Here are some of my other favorite dipping sauces:
Salsa Veracruz
Ninfa's Green Salsa
French Onion Dip
Spinach-Green Chile Dip

Wednesday, September 23, 2009

Umami Burger

When I was asked to supply burgers for a baby shower, I was determined to find THE best burger recipe. My brother swears by a burger recipe he uses where he puts a square of mozzarella in the center of the patty, then grills. I was looking for a classic recipe with an edge. Well I think I found it. Above are the ingredients I used: 80/20 ground chuck (per Bobby Flay) and minced garlic, a bit of Turkey meat and...what's that back in the corner?

Fish Sauce? Shhh.... it's a SECRET! While on my online hunt for my new hamburger recipe I came across this post by White on Rice Couple. They describe this burger that they have been making and how guests of thiers claim it to be the best darn burger ever. Someone tagged it as the "magic meat" because of the magical flavor sensations that everyone experienced when they bit into one of their patties. The name of the burger comes from this new topic of Umami, which describes the rich and savory taste in foods.

I was making A LOT of hamburgers so this recipe has been tripled. I had one pound of ground turkey.

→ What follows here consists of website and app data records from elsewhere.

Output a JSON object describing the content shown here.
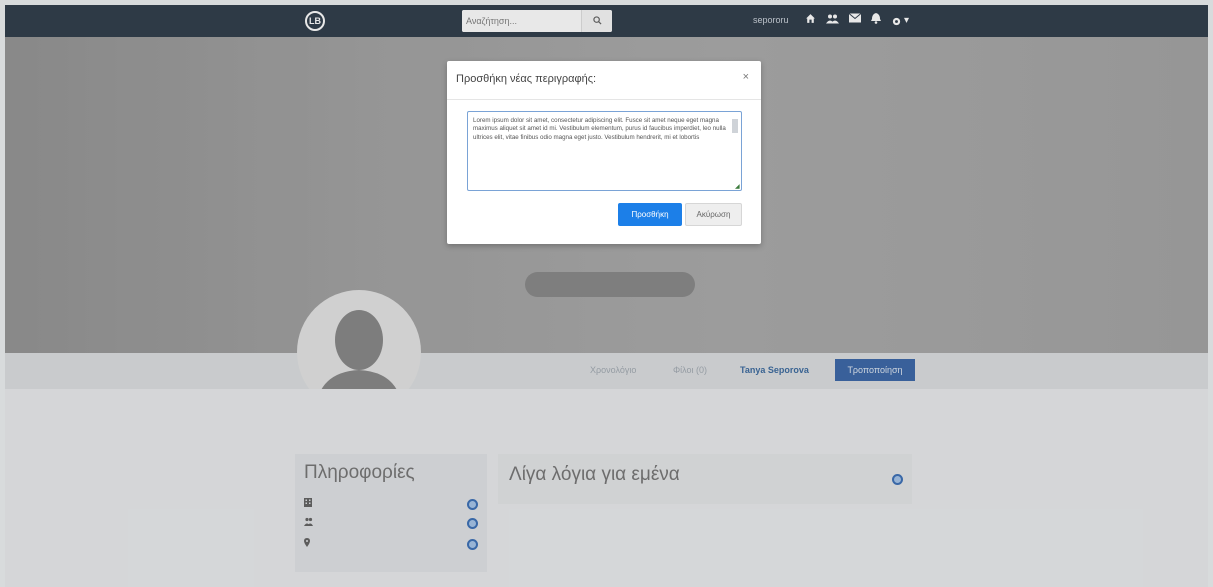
{
  "navbar": {
    "logo_text": "LB",
    "search": {
      "placeholder": "Αναζήτηση..."
    },
    "search_icon": "search-icon",
    "username": "sepororu",
    "icons": [
      "home-icon",
      "users-icon",
      "envelope-icon",
      "bell-icon",
      "gear-icon"
    ],
    "gear_caret": "▾"
  },
  "profile": {
    "tabs": [
      {
        "label": "Χρονολόγιο"
      },
      {
        "label": "Φίλοι (0)"
      },
      {
        "label": "Tanya Seporova"
      }
    ],
    "edit_button": "Τροποποίηση"
  },
  "info_card": {
    "title": "Πληροφορίες",
    "rows": [
      {
        "icon": "building-icon"
      },
      {
        "icon": "people-icon"
      },
      {
        "icon": "map-marker-icon"
      }
    ]
  },
  "about_card": {
    "title": "Λίγα λόγια για εμένα"
  },
  "modal": {
    "title": "Προσθήκη νέας περιγραφής:",
    "close": "×",
    "textarea_value": "Lorem ipsum dolor sit amet, consectetur adipiscing elit. Fusce sit amet neque eget magna maximus aliquet sit amet id mi. Vestibulum elementum, purus id faucibus imperdiet, leo nulla ultrices elit, vitae finibus odio magna eget justo. Vestibulum hendrerit, mi et lobortis",
    "add_button": "Προσθήκη",
    "cancel_button": "Ακύρωση"
  },
  "colors": {
    "navbar": "#1d2b3a",
    "primary_button": "#1c7fe8",
    "accent_blue": "#2a5aa0"
  }
}
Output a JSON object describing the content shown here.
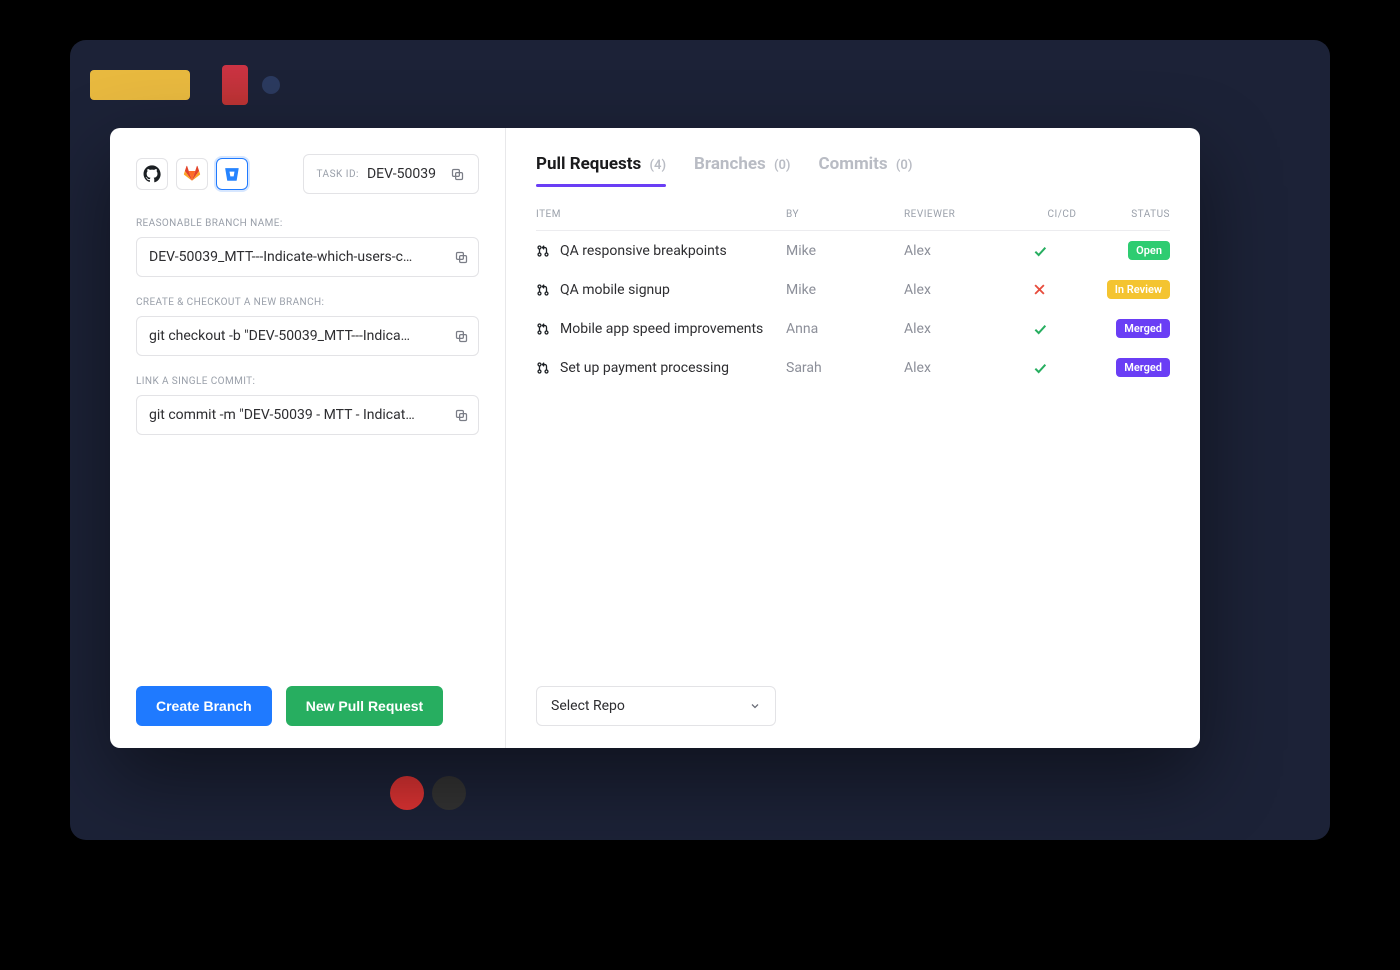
{
  "left": {
    "task_id_label": "TASK ID:",
    "task_id": "DEV-50039",
    "branch_name_label": "REASONABLE BRANCH NAME:",
    "branch_name": "DEV-50039_MTT---Indicate-which-users-c…",
    "checkout_label": "CREATE & CHECKOUT A NEW BRANCH:",
    "checkout_cmd": "git checkout -b \"DEV-50039_MTT---Indica…",
    "commit_label": "LINK A SINGLE COMMIT:",
    "commit_cmd": "git commit -m \"DEV-50039 - MTT - Indicat…",
    "create_branch_btn": "Create Branch",
    "new_pr_btn": "New Pull Request"
  },
  "tabs": {
    "pull_requests": {
      "label": "Pull Requests",
      "count": "(4)"
    },
    "branches": {
      "label": "Branches",
      "count": "(0)"
    },
    "commits": {
      "label": "Commits",
      "count": "(0)"
    }
  },
  "table": {
    "headers": {
      "item": "ITEM",
      "by": "BY",
      "reviewer": "REVIEWER",
      "cicd": "CI/CD",
      "status": "STATUS"
    },
    "rows": [
      {
        "item": "QA responsive breakpoints",
        "by": "Mike",
        "reviewer": "Alex",
        "ci": "pass",
        "status": "Open",
        "status_class": "badge-open"
      },
      {
        "item": "QA mobile signup",
        "by": "Mike",
        "reviewer": "Alex",
        "ci": "fail",
        "status": "In Review",
        "status_class": "badge-review"
      },
      {
        "item": "Mobile app speed improvements",
        "by": "Anna",
        "reviewer": "Alex",
        "ci": "pass",
        "status": "Merged",
        "status_class": "badge-merged"
      },
      {
        "item": "Set up payment processing",
        "by": "Sarah",
        "reviewer": "Alex",
        "ci": "pass",
        "status": "Merged",
        "status_class": "badge-merged"
      }
    ]
  },
  "select_repo": "Select Repo"
}
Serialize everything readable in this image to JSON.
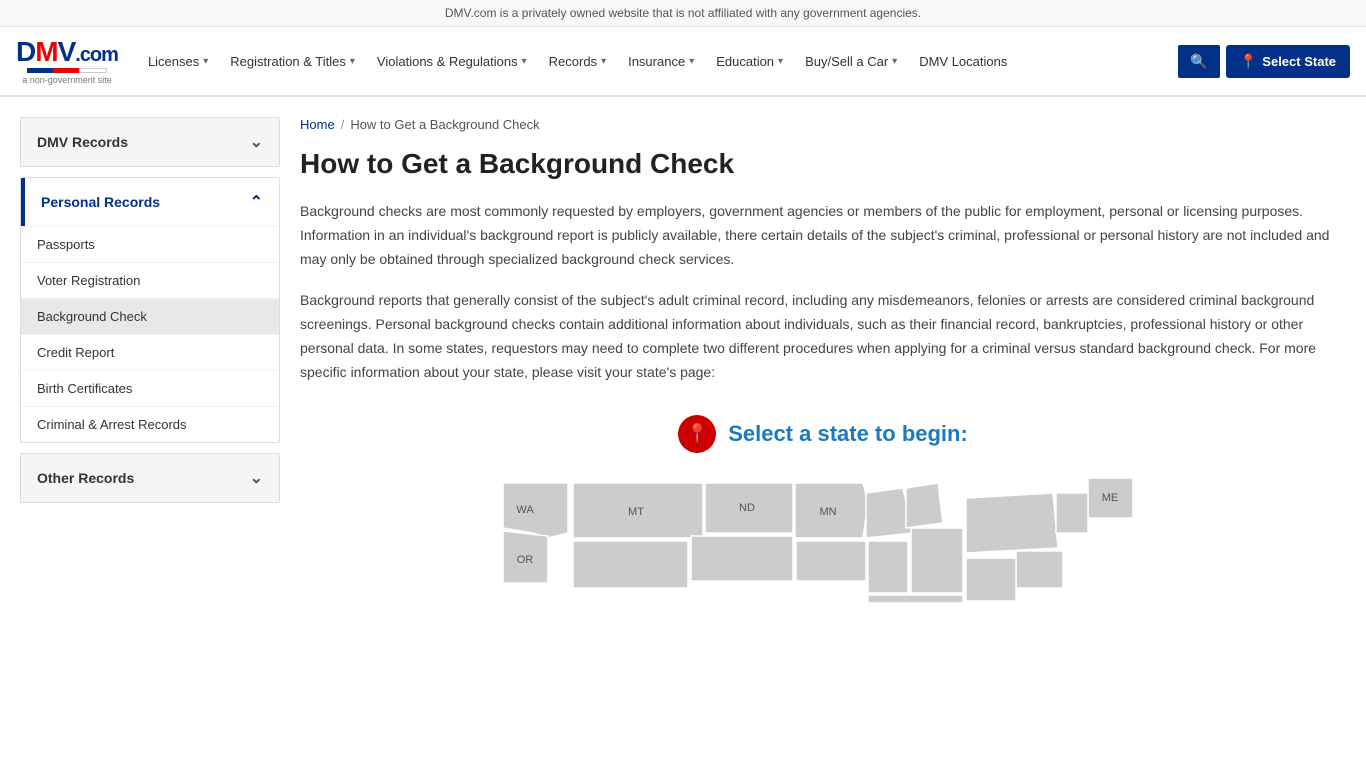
{
  "notice": {
    "text": "DMV.com is a privately owned website that is not affiliated with any government agencies."
  },
  "header": {
    "logo": {
      "text": "DMV.com",
      "sub": "a non-government site"
    },
    "nav_items": [
      {
        "label": "Licenses",
        "has_dropdown": true
      },
      {
        "label": "Registration & Titles",
        "has_dropdown": true
      },
      {
        "label": "Violations & Regulations",
        "has_dropdown": true
      },
      {
        "label": "Records",
        "has_dropdown": true
      },
      {
        "label": "Insurance",
        "has_dropdown": true
      },
      {
        "label": "Education",
        "has_dropdown": true
      },
      {
        "label": "Buy/Sell a Car",
        "has_dropdown": true
      },
      {
        "label": "DMV Locations",
        "has_dropdown": false
      }
    ],
    "select_state_label": "Select State"
  },
  "sidebar": {
    "sections": [
      {
        "id": "dmv-records",
        "label": "DMV Records",
        "expanded": false,
        "active": false
      },
      {
        "id": "personal-records",
        "label": "Personal Records",
        "expanded": true,
        "active": true,
        "links": [
          {
            "label": "Passports",
            "active": false
          },
          {
            "label": "Voter Registration",
            "active": false
          },
          {
            "label": "Background Check",
            "active": true
          },
          {
            "label": "Credit Report",
            "active": false
          },
          {
            "label": "Birth Certificates",
            "active": false
          },
          {
            "label": "Criminal & Arrest Records",
            "active": false
          }
        ]
      },
      {
        "id": "other-records",
        "label": "Other Records",
        "expanded": false,
        "active": false
      }
    ]
  },
  "breadcrumb": {
    "home": "Home",
    "separator": "/",
    "current": "How to Get a Background Check"
  },
  "main": {
    "title": "How to Get a Background Check",
    "paragraphs": [
      "Background checks are most commonly requested by employers, government agencies or members of the public for employment, personal or licensing purposes. Information in an individual's background report is publicly available, there certain details of the subject's criminal, professional or personal history are not included and may only be obtained through specialized background check services.",
      "Background reports that generally consist of the subject's adult criminal record, including any misdemeanors, felonies or arrests are considered criminal background screenings. Personal background checks contain additional information about individuals, such as their financial record, bankruptcies, professional history or other personal data. In some states, requestors may need to complete two different procedures when applying for a criminal versus standard background check. For more specific information about your state, please visit your state's page:"
    ],
    "state_select": {
      "heading": "Select a state to begin:",
      "map_labels": [
        "WA",
        "MT",
        "ND",
        "MN",
        "ME",
        "OR"
      ]
    }
  }
}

6 lbs of ground chuck.

6 garlic cloves minced.

One and a half teaspoons of sugar.

Then I use my motar and pestle to grind together.

Next I add three teaspoons of black pepper, then mush it all together.

Add the secret ingredient, four and a half tablespoons of fish sauce and add to the ground meat.

Don’t be afraid of the fish sauce. Understand the crucial umami factor that fish sauce brings to food and it will become your best pantry fiend. So often, the powerful, pungent punch of fish sauce can be intimidating to cooks who aren’t familiar with it’s marinading magic.

Fish sauce is essentially the salty liquid from the fermentation of small fish and salt. But when used in small quantities, fish sauce brings fabulous umami savoriness to the burgers. It won’t taste like a “fish sauce burger.” It just taste like a darn great burger! You’ll be a fish sauce marinade convert very quickly, one taste of these burgers. - White on Rice Couple

Mix together gently with your hands and let it sit for 20 minutes, marinading.

Form meat into balls, then flatten into patties. Using your thumb, make an indent in the center of the patty because the patty will puff up when cooked.

On to the giveaway! I can't tell you how excited I was everytime a new comment came in on my blog. Comments in general are always welcomed and I really enjoy reading your feedback on my posts. But WOW, as a collective group we have a lot of fantastic things to celebrate. Thank you for sharing with me.

The random integer generator picked a winner and out of everyone who left me a comment it was lucky number 4. Sarah is "Celebrating the fact that all the celebrating around here is over for awhile. After 15 birthdays (no lie) in the last 6 weeks, I'm ready for a break."

Congrats Sarah! You can take your break from partying and munch of some yummy treats as well. E-mail me Sarah at homewithmandy @